On Martin Luther King Day, I reconnected with some of my old friends from a crazy, drug-laced era of my life. I still have no problem abusing controlled substances where and when I feel like it, but I’m very low-key and almost always sober these days (…have been for a few years, now that I think about it). I’ve always found the idea of addiction as a problem to be somewhat baffling, because I’ve always made a choice in the present moment to do whatever I was going to do (or not do). Anyways…
A few days before this little reunion at about 3:30 AM, just after throwing back a few swigs of peppermint snaps and going outside to smoke a cigarette, I ran into a guy I used to hang out with all the time – as far back as my sophomore year in high school – and after telling me he’d lost his truck and had walked in a drunken stupor for miles in the middle of the night to get home (a few blocks from where I live), he told me I’ve been missed and that I should call up my (former?) best buddy the following day. I ended up doing just that, and met up with a ton of people I hadn’t seen in two or three years, one of which was going on a beer run just as I was showing up and took my ‘order’ for a 12-pack of Paps.
As is almost inevitable with things like this, we all got to reminiscing about some of the crazy shit we’d done and the memorable times we had. And we got to drinking (among other things), which I hadn’t done very heavily in quite a while. Talking with one of the guys a few days after that, I shared this observation: I know how to get nice and fucked up without becoming nonfunctional or unable to find my way home on foot, and the reason I know how to do this is because I’ve gone so far over the edge, in so many different ways, all I could do was crash out at whatever house I happened to be at on a given night. I know where the edge is, because I’ve been over it… way over. With that kind of experience, if I don’t want to go over I seem perfectly able to walk on it without much fear of slipping over.

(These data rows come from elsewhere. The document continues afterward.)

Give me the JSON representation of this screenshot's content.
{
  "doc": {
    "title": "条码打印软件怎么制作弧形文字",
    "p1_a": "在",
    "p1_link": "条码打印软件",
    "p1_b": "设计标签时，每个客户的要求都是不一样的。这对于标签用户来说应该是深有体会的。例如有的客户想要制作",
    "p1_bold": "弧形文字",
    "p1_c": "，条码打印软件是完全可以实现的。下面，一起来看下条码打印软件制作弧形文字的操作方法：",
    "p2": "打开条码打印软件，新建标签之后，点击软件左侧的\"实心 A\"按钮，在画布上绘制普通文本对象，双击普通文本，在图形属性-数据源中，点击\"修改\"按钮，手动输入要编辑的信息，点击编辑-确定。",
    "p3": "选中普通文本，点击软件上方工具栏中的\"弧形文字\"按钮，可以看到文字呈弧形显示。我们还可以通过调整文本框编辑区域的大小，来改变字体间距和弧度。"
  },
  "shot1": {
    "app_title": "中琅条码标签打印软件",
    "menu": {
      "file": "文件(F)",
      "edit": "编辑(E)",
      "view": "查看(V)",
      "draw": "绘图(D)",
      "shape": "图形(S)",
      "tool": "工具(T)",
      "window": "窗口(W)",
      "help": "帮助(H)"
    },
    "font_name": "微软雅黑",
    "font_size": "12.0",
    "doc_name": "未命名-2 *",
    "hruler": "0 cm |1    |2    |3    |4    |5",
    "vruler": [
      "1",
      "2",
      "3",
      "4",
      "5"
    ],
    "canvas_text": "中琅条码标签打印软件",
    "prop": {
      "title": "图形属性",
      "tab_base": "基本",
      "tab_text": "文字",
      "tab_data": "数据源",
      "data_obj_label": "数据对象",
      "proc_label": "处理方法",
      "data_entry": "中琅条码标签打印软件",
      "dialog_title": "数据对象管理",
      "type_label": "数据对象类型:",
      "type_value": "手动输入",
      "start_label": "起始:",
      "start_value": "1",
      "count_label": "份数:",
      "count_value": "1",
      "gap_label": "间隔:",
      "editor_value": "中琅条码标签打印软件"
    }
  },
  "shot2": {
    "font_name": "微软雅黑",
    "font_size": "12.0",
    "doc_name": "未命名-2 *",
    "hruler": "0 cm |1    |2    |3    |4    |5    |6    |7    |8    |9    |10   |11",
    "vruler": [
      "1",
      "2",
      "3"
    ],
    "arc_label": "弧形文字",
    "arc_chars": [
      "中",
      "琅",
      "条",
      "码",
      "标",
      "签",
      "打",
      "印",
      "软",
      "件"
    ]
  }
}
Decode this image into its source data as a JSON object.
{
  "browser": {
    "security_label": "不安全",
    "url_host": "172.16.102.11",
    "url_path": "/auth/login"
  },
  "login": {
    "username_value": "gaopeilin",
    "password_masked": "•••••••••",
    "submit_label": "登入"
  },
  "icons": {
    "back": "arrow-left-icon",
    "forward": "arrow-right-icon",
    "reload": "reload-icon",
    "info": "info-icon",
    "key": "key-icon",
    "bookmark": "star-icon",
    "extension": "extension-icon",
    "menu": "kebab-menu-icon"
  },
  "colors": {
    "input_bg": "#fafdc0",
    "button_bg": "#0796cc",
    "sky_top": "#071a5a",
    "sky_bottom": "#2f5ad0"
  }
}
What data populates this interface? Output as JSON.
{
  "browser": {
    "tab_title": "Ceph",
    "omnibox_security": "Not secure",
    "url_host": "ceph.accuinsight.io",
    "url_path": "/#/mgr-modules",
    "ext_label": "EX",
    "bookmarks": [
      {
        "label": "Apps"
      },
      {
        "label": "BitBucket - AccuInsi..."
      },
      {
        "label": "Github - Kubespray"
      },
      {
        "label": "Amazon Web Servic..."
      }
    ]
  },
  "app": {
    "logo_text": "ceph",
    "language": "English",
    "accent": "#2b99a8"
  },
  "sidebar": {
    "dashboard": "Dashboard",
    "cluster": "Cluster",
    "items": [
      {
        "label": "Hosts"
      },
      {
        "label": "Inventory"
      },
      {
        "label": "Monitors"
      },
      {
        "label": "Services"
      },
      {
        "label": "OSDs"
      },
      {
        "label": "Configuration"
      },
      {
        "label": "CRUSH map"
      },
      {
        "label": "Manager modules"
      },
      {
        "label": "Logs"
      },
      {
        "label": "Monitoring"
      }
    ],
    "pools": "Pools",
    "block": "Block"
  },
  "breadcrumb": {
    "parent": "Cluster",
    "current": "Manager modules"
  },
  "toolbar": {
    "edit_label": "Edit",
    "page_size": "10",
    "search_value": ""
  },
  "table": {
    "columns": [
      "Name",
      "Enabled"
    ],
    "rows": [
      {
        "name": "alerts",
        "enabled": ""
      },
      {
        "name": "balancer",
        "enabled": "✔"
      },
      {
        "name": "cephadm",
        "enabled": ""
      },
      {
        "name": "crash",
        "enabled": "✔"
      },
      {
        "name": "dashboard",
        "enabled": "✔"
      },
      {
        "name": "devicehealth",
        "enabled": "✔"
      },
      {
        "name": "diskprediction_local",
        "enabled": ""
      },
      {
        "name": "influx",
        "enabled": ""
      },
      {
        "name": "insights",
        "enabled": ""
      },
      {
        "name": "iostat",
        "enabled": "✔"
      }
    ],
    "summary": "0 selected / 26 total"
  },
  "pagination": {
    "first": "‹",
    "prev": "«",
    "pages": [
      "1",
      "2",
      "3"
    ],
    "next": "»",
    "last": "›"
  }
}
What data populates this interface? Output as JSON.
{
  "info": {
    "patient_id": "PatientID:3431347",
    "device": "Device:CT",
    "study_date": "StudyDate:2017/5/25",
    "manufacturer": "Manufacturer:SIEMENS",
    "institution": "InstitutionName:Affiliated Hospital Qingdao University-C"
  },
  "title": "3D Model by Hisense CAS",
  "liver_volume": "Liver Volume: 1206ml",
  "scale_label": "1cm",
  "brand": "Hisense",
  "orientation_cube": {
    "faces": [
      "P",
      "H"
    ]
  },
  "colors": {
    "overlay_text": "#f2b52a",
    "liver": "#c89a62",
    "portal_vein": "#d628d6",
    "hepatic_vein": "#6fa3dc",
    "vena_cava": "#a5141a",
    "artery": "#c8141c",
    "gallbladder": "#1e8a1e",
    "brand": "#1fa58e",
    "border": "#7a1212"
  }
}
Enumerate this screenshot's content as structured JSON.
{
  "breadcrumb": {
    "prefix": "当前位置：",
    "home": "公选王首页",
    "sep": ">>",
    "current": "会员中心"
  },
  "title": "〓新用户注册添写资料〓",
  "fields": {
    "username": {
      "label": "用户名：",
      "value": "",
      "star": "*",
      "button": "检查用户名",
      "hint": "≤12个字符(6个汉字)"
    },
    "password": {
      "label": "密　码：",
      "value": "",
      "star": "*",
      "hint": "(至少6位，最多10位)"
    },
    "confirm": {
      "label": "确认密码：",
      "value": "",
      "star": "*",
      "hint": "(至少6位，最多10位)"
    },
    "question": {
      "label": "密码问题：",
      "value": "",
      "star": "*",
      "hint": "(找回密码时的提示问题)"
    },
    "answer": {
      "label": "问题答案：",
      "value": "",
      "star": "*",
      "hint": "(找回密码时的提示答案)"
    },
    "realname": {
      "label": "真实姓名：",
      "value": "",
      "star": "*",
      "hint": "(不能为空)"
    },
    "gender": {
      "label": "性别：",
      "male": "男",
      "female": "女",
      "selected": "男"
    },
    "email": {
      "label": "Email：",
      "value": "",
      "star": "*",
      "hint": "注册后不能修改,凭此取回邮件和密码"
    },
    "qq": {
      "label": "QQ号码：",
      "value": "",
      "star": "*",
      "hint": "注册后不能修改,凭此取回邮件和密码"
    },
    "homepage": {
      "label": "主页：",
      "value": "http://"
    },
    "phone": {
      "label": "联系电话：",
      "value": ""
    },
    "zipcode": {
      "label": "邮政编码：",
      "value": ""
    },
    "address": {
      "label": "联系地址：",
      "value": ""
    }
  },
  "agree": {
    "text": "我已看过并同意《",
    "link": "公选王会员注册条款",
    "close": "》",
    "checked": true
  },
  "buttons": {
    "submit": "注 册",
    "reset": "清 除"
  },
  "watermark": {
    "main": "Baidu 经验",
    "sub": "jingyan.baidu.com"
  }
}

“The edge, there is no honest way to explain it because the only people who really know where it is are the ones who have gone over.”
~Hunter S. Thompson